If you are as concerned about CT scans and the dangers of ionized radiation as I am, this is a short excerpt of an article I recently purchased online. I'm not advocating that people should deny themselves or loved ones from receiving CT scans (CAT scan) in the case of dire emergencies; however, I believe radiologists and the health practitioners need to take more care when administering CT scans to infants in particular, and also in general due to their high radiation level compared to conventional X-rays. Furthermore, patients have the right to be informed before giving consent as to what those risks really are, and what the injected contrast material is (ionized radiation), without being belittled and bullied into giving consent. I speak from personal experience and hope to spare you from the same.
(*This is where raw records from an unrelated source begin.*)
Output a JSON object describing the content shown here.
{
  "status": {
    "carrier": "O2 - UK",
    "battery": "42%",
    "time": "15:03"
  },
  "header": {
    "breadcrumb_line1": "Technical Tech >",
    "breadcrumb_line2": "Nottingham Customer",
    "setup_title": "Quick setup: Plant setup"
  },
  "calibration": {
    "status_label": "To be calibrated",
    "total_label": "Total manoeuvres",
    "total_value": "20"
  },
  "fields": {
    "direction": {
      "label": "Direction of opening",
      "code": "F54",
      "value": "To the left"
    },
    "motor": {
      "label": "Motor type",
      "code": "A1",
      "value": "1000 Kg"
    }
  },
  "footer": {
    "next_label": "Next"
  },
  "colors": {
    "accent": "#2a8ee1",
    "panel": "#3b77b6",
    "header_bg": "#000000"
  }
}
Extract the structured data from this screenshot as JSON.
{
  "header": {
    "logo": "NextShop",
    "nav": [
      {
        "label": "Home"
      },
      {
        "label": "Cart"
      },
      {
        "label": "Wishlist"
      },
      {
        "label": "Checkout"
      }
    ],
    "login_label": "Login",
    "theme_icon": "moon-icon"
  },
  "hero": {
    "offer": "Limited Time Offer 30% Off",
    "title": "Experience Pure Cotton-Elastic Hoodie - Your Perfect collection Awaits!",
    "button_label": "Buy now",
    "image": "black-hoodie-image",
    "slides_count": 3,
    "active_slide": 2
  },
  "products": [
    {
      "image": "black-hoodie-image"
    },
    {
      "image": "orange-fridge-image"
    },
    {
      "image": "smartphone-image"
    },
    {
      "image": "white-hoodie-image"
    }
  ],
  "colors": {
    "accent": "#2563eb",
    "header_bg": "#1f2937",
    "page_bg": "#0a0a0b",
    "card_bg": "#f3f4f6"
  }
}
The full text and all links to references are available at the original source of this article which can be found here.
Current Opinion in Pediatrics:Volume 18(3)June 2006pp 231-233
Issues of computerized tomography scans in children and implications for emergency care
[Emergency and critical care pediatrics]
Klig, Jean E.
Department of Pediatrics, Boston Medical Center, Boston, MA, USA
Correspondence to Jean E. Klig MD, Assistant Professor of Pediatrics, Boston University School of Medicine, Division of Pediatric Emergency Medicine, Boston Medical Center, Boston, MA, USA; E-mail: Jean.Klig@bmc.org
Abbreviations: ALARA, as low as reasonably achievable; CT, computed tomography; ED, emergency department
...It is estimated that, of the roughly 600 000 abdominal and head CT scans performed annually in children under 15 years old in the USA, approximately 500 children might die from cancer that was caused by the radiation of the CT scan . For a 1-year-old child who undergoes an abdominal CT scan, the lifetime risk of fatal cancer from radiation exposure during the study may be as high as 1 in 550; for a head CT scan it is 1 in 1500 . Current estimates include only fatal cancers, and thus the overall risks of cancer (fatal and nonfatal) due to CT-related radiation exposure are not known. As the effects of radiation are cumulative, those children who undergo more than one CT scan in their lifetime are likely to have an even higher risk of cancer. The overall risks of CT scan-related radiation exposure are largely theoretical at this time, but reflect a `Pandora's box' of issues that are crucial to the care of children. New data continue to emerge  that support current notions that 'no amount of radiation exposure is considered absolutely safe' , including the low-level radiation exposure of pediatric CT scans...(edited)...CT scans are a powerful clinical tool for the care of children in the ED, but the proposed risks of this technology cannot be overemphasized. What can be done? An immediate goal is to avoid a CT scan when it is feasible to rely on clinical decisions and/or other imaging modalities such as sonography or magnetic resonance imaging (MRI) in lieu of a CT scan [3,10,14]...(edited) Although there is no need to panic over the proposed risks of current CT scan technology , we must proceed with caution and strive to limit its use. The issues of CT scans in children introduce a critical opportunity for greater education and collaboration with the radiology community; the future of our patients depends on it.
© 2006 Lippincott Williams & Wilkins, Inc.